The cool, wet weather we have been having has brought out some cool mushrooms.

(Photograph by Karen Gibson used with permission)

Quick, are mushrooms plants or animals?

If you say neither plants nor animals, then you know your stuff. Mushrooms were once thought to be plants, but mushrooms don’t make their own food. Modern investigations have shown them to be more closely related to animals. For instance, mushrooms have the protein chitin, which is also found in insects. But mushrooms aren’t animals either. For example, they don’t run around like animals do. In fact mushrooms are so distinct, they are now given their own Kingdom, the Fungi.

What kinds of organisms belong to the Kingdom Fungi? Most people recognize that mushrooms are fungi.

In addition, yeasts and truffles, molds, mildew and also disease-causing parasites of insects are fungi. Lichens, which grow on rocks in a variety of climates, are a mix of fungi and algae growing together.

Fungi range in size from microscopic to quite possibly the largest organism on earth. Scientists are making the case that a giant fungus found growing in the Malheur National Forest in Oregon could be the world’s largest individual organism, because it covers some 2200 acres. Information is still being gathered, and because much of the fungus is hidden from view, it also could be made up of clusters of individuals.

The mushroom that we see is called a fruiting body. The fruiting body is like the flowers of a plant because it is how how a fungus makes more of itself or reproduces. The rest of the fungus is made up of threadlike strands called hyphae which form a mat called the mycelium. The mycelium is often hidden within the tree or soil and may grow for years unseen by humans.

If the mushrooms are like flowers, then where are the seeds? It turns out that fungi grow from tiny particles called spores.

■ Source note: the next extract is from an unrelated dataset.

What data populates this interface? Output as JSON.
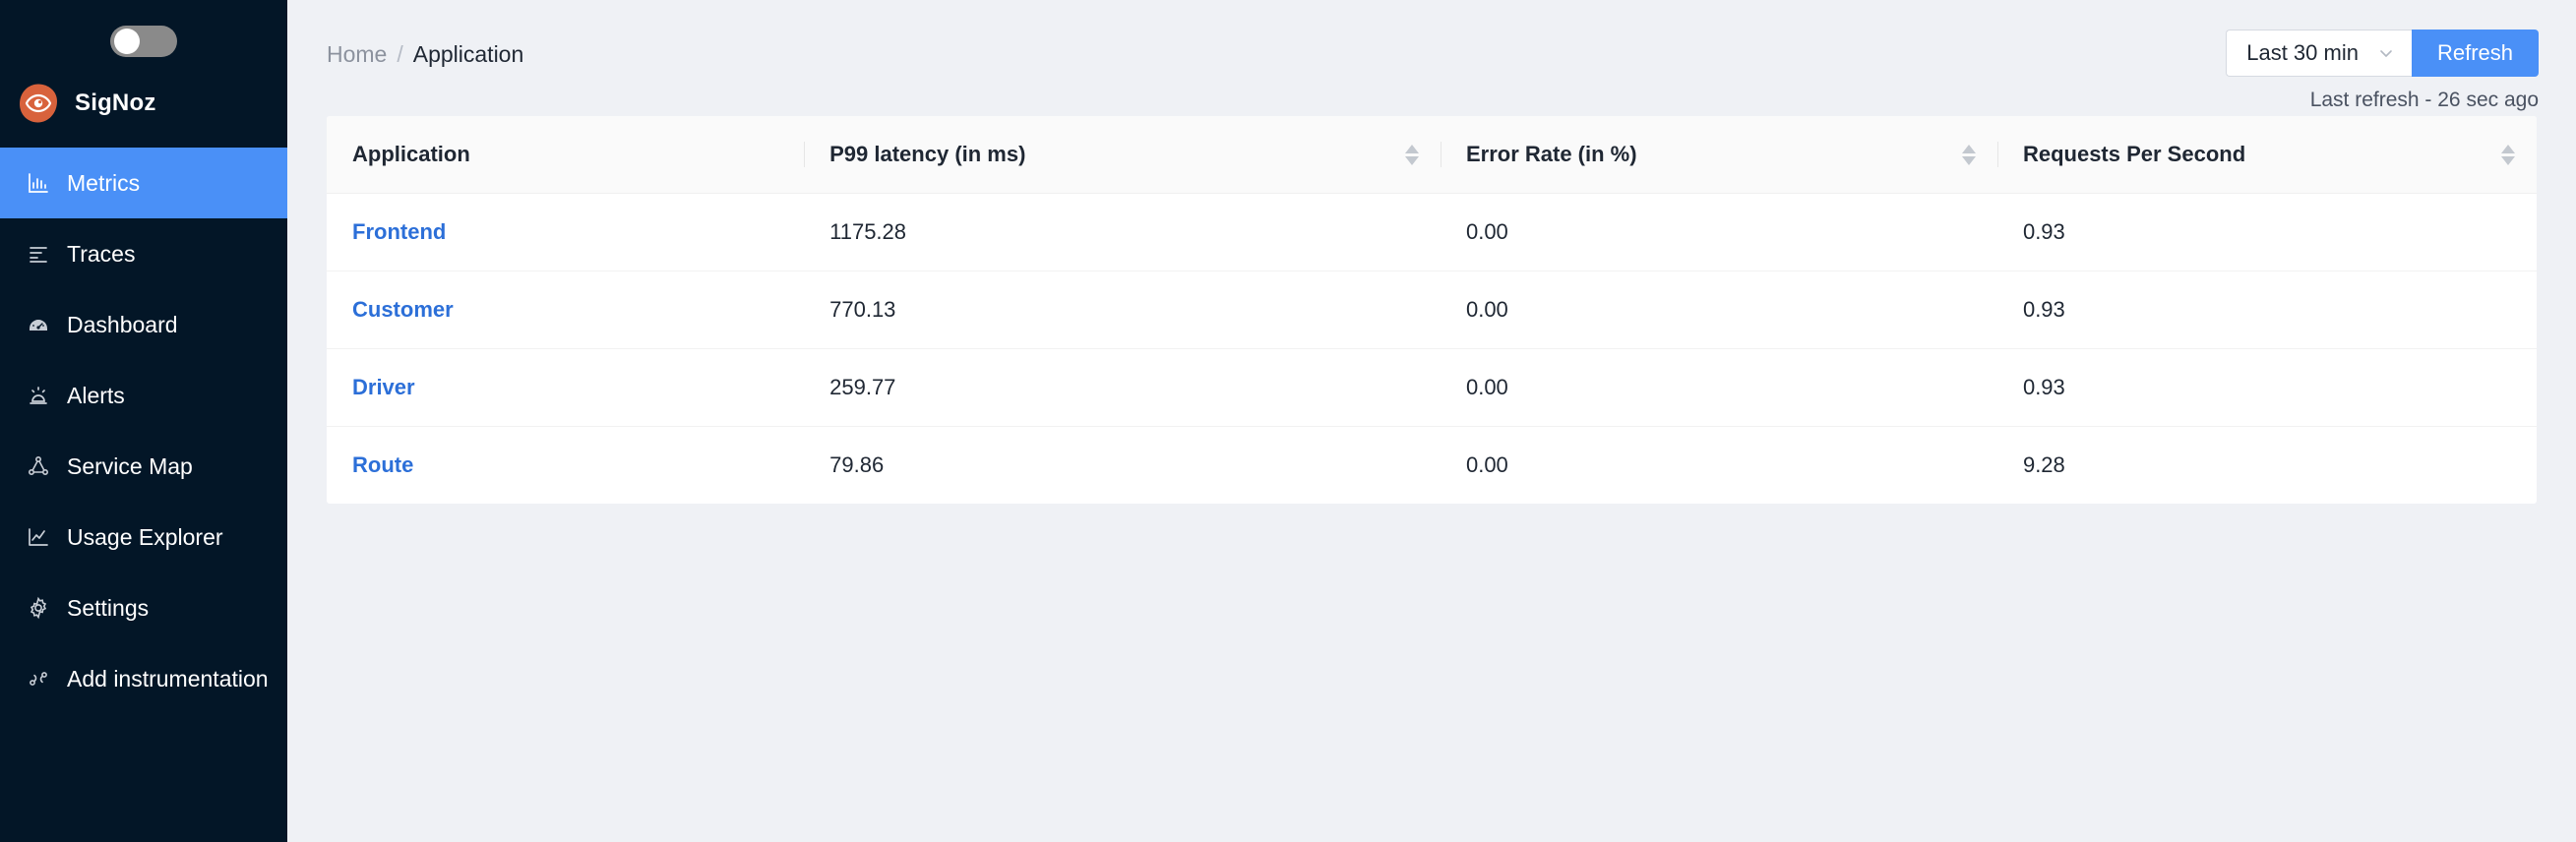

If you have ever found a mature puffball and stepped on it, the smoky clouds that come out are the spores being released into the air.

(Photograph by Sheila Brown

Here is a picture of a puffball, if you have never seen one.

When the spores land on an appropriate surface, they produce strands called hyphae and then mycelia to develop into a new fungus.


1. Fungi as Food

Explore edible mushrooms by visiting a grocery store to see all the different kinds that are available. We found shiitake, oysters, white, brown and portabellas. Discuss how the types are similar and different (some kinds sold under different names are the same species, simply more or less mature versions.)

You might want to buy a few different mushrooms, and try the different flavors in your favorite recipes. You could also pick up some yeast — another fungus– and make bread with it. Show the yeast to your children and let them smell it. By the way, there is nothing better than white mushrooms sautéed in butter made into a sandwich between two slices of freshly made bread.

Caution about wild mushrooms:  Because some species of wild mushrooms can be poisonous and make you sick, it is best to leave collecting to real experts. Some of the poisonous ones can closely resemble edible ones.

2. Make Spore Prints

If you don’t want to eat the mushrooms, use a few different kinds of mushrooms from the grocery store to make spore prints. Try to find older mushrooms already producing the brown powdery spores. Young mushrooms with pink gills or button mushrooms aren’t ready to make spores yet.

Place the mushroom with the frilly gill side against some white paper and then cover it with a glass or bowl. (You’ll have to remove the stem first). Leave for a few hours or overnight. If the mushroom is producing spores, it should leave a print when you gently lift it away.

Scientists who study fungi, called mycologists, use spore prints to help figure out what species they have found.



We have a newer post about yeast with activities.

If you have the time, growing mushrooms from a kit can be an amazing experience for kids. Kits are available with different types of mushrooms, at varying sizes and costs. They usually require certain conditions for optimal growth, so make sure you can provide that. Check the Internet for sources.

Interested in learning more? Check our growing list of children’s books about fungi at Science Books for Kids.